It usually takes months of work to develop and manufacture traditional stamp kits.
Digi stamps can be produced in super quick time and can respond to current events.
During the fires in Australia downloads were created to help raise funds for the relief work.
Just a week or so into pandemic lockdown companies were producing gratitude downloads.
This made me realise I needed to embrace the new order of doing things.
So, time to give digital card making a chance!
Digi stamps are downloadable black and white images - either a PNG or JPG image. They can be edited with a photo editor to change the size, rotation and position on a page.
They are simple to download and save to folder on your computer.
From there you can use them multiple times.
Printing out the image depends on your printer. I've a mid range inkjet printer - nothing fancy.
It managed to print on Neenah Solar white 80 lbs card after a few adjustments to the paper settings.
The big surprise was the ink was suitable for alcohol markers - my preferred method of colouring.
Unfortunately, my printer didn't like the thicker Bristol or watercolour paper.
To change your image you need to use software.
Depending on the format of your digital stamps you can make changes to the size in software such as Microsoft Word or Powerpoint.
I prefer Powerpoint as it is easy to open the format frame to resize your image. Select Picture Format in the top menu and then click on Format Frame in the Ribbon.
To make the best use of your paper/card upload several images leaving enough space around each one to cut them out.
Canva is a free to use alternative.
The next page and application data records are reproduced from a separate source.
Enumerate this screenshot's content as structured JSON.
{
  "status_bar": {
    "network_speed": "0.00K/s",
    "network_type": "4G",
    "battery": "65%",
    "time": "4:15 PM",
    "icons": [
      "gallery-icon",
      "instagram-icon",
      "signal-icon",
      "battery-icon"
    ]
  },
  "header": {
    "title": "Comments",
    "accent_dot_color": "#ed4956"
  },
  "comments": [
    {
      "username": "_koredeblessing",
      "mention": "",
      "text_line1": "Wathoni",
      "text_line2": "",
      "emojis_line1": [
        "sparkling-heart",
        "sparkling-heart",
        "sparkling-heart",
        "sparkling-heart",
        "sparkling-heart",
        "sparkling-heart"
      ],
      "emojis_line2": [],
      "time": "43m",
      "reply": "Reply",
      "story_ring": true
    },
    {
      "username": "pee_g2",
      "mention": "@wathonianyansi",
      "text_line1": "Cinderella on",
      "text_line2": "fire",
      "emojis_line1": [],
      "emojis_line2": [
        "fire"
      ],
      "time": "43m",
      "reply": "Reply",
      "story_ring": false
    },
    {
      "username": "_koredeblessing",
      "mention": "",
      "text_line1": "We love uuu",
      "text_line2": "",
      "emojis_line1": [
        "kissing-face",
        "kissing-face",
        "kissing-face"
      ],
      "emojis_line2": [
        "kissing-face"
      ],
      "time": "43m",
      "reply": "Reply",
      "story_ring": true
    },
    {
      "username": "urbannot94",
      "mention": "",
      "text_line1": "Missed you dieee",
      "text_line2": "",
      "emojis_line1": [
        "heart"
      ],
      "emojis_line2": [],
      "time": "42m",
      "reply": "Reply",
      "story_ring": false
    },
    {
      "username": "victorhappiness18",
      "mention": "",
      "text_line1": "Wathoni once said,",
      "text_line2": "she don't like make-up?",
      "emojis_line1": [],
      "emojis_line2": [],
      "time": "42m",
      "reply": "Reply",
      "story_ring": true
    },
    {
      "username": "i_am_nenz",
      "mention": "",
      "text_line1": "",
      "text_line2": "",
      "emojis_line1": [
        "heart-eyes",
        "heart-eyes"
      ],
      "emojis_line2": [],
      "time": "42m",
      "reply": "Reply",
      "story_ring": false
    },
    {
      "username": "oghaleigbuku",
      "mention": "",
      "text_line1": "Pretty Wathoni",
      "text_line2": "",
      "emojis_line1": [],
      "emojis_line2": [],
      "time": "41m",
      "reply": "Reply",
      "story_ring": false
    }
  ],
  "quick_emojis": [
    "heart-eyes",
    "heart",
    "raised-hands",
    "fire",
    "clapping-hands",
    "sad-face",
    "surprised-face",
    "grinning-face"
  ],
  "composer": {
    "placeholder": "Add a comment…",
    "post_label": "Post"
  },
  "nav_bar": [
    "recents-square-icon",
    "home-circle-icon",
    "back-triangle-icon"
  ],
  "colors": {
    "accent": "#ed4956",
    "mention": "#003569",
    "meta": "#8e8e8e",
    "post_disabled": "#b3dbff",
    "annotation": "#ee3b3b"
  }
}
It is especially useful for creators as you can upload and download SVG's. You can even make your own SVG's to use on a Cricut or Silhouette machine.
The paid option of Canva gives you added features such as the ability to save your projects and uploads in Canva folders.
Digi Stamps are great if you are into colouring your images.
However, if you want to add other card making techniques you have to use different strategies.
Die Cutting - you either have to fussy cut or use use a digital cutter like the Brother Scan N Cut
Heat Embossing - use an embossing ink pen instead of stamping with an embossing ink pad.
Masking - use a photo editor to create a scene by adding additional images in layers. This is a bit fiddly the first time as you need to resize images and move images from the back to the front and visa versa.
Free digital images can be found from the following sources:
Sweet'n Sassy Stamps - Type "Digi Stamps" into the search box for selection.
ConieFontArt (Etsy shop)
Impression Obsession (also has a downloadable guide to working with digital stamps)
Maxam Made (Bible verses and downloadable images for card making)
Michelle Grant Designs (Collections of digital downloads suitable for card making, scrapbooking, collage and journaling)